THE PROBLEM – Set down the data below word for word, and leave the images aside.

(Dataset rows describing interfaces)
====
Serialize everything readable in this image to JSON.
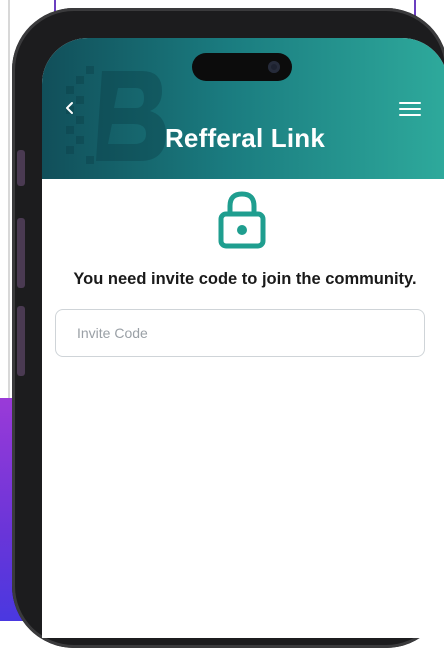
{
  "header": {
    "title": "Refferal Link",
    "back_icon": "chevron-left-icon",
    "menu_icon": "hamburger-menu-icon",
    "gradient_start": "#114f5a",
    "gradient_end": "#2eaa9c"
  },
  "content": {
    "lock_icon": "lock-icon",
    "accent_color": "#1f9e8f",
    "message": "You need invite code to join the community."
  },
  "invite_field": {
    "placeholder": "Invite Code",
    "value": ""
  }
}
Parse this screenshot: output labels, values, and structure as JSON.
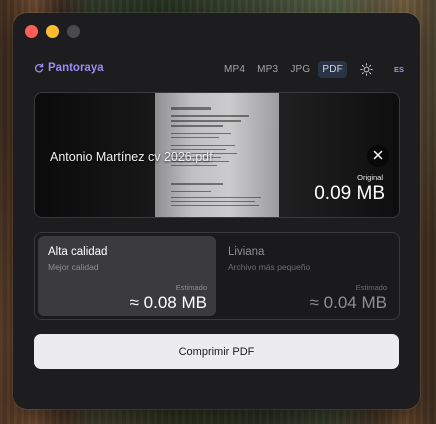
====
COMPLETED TASK –
Serialize everything readable in this image to JSON.
{
  "header": {
    "title": "Refferal Link",
    "back_icon": "chevron-left-icon",
    "menu_icon": "hamburger-menu-icon",
    "gradient_start": "#114f5a",
    "gradient_end": "#2eaa9c"
  },
  "content": {
    "lock_icon": "lock-icon",
    "accent_color": "#1f9e8f",
    "message": "You need invite code to join the community."
  },
  "invite_field": {
    "placeholder": "Invite Code",
    "value": ""
  }
}
Parse this screenshot: output labels, values, and structure as JSON.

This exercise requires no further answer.